*WHAT THE EXERCISE ASKS:*
Copy all of the entries that follow, exactly.

....

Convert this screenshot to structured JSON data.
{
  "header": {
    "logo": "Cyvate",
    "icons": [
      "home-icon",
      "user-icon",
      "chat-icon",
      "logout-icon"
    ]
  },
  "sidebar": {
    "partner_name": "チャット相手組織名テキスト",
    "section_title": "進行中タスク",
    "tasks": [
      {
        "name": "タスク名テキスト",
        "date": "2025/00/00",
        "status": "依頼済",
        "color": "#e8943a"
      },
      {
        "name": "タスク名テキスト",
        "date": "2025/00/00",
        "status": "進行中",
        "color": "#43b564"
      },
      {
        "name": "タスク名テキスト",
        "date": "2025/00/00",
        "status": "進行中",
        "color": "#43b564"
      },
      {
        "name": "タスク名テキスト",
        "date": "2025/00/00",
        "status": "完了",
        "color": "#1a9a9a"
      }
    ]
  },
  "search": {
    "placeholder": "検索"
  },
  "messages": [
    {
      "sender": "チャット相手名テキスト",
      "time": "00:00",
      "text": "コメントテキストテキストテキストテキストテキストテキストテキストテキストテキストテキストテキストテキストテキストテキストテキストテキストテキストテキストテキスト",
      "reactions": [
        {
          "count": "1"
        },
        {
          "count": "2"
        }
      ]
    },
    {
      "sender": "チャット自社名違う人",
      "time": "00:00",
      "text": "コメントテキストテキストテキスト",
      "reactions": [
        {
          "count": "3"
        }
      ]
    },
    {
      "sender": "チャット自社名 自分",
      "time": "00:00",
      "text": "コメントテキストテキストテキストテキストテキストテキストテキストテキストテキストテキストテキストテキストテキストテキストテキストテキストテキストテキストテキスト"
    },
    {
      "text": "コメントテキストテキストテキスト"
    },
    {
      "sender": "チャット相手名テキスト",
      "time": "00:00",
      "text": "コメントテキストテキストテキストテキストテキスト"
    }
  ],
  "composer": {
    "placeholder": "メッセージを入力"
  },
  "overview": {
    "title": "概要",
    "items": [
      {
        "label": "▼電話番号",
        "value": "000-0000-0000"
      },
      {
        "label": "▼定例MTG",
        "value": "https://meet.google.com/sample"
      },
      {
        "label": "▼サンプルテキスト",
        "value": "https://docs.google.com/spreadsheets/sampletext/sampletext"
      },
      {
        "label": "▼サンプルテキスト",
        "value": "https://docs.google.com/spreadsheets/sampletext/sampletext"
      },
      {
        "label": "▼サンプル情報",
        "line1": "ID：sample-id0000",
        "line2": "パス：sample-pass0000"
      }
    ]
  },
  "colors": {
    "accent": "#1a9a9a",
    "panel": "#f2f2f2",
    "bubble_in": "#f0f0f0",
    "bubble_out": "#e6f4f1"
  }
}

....

*EXPECTED ANSWER:*
Convert this screenshot to structured JSON data.
{
  "header": {
    "logo": "Cyvate",
    "icons": [
      "home-icon",
      "user-icon",
      "chat-icon",
      "logout-icon"
    ]
  },
  "sidebar": {
    "partner_name": "チャット相手組織名テキスト",
    "section_title": "進行中タスク",
    "tasks": [
      {
        "name": "タスク名テキスト",
        "date": "2025/00/00",
        "status": "依頼済",
        "color": "#e8943a"
      },
      {
        "name": "タスク名テキスト",
        "date": "2025/00/00",
        "status": "進行中",
        "color": "#43b564"
      },
      {
        "name": "タスク名テキスト",
        "date": "2025/00/00",
        "status": "進行中",
        "color": "#43b564"
      },
      {
        "name": "タスク名テキスト",
        "date": "2025/00/00",
        "status": "完了",
        "color": "#1a9a9a"
      }
    ]
  },
  "search": {
    "placeholder": "検索"
  },
  "messages": [
    {
      "sender": "チャット相手名テキスト",
      "time": "00:00",
      "text": "コメントテキストテキストテキストテキストテキストテキストテキストテキストテキストテキストテキストテキストテキストテキストテキストテキストテキストテキストテキスト",
      "reactions": [
        {
          "count": "1"
        },
        {
          "count": "2"
        }
      ]
    },
    {
      "sender": "チャット自社名違う人",
      "time": "00:00",
      "text": "コメントテキストテキストテキスト",
      "reactions": [
        {
          "count": "3"
        }
      ]
    },
    {
      "sender": "チャット自社名 自分",
      "time": "00:00",
      "text": "コメントテキストテキストテキストテキストテキストテキストテキストテキストテキストテキストテキストテキストテキストテキストテキストテキストテキストテキストテキスト"
    },
    {
      "text": "コメントテキストテキストテキスト"
    },
    {
      "sender": "チャット相手名テキスト",
      "time": "00:00",
      "text": "コメントテキストテキストテキストテキストテキスト"
    }
  ],
  "composer": {
    "placeholder": "メッセージを入力"
  },
  "overview": {
    "title": "概要",
    "items": [
      {
        "label": "▼電話番号",
        "value": "000-0000-0000"
      },
      {
        "label": "▼定例MTG",
        "value": "https://meet.google.com/sample"
      },
      {
        "label": "▼サンプルテキスト",
        "value": "https://docs.google.com/spreadsheets/sampletext/sampletext"
      },
      {
        "label": "▼サンプルテキスト",
        "value": "https://docs.google.com/spreadsheets/sampletext/sampletext"
      },
      {
        "label": "▼サンプル情報",
        "line1": "ID：sample-id0000",
        "line2": "パス：sample-pass0000"
      }
    ]
  },
  "colors": {
    "accent": "#1a9a9a",
    "panel": "#f2f2f2",
    "bubble_in": "#f0f0f0",
    "bubble_out": "#e6f4f1"
  }
}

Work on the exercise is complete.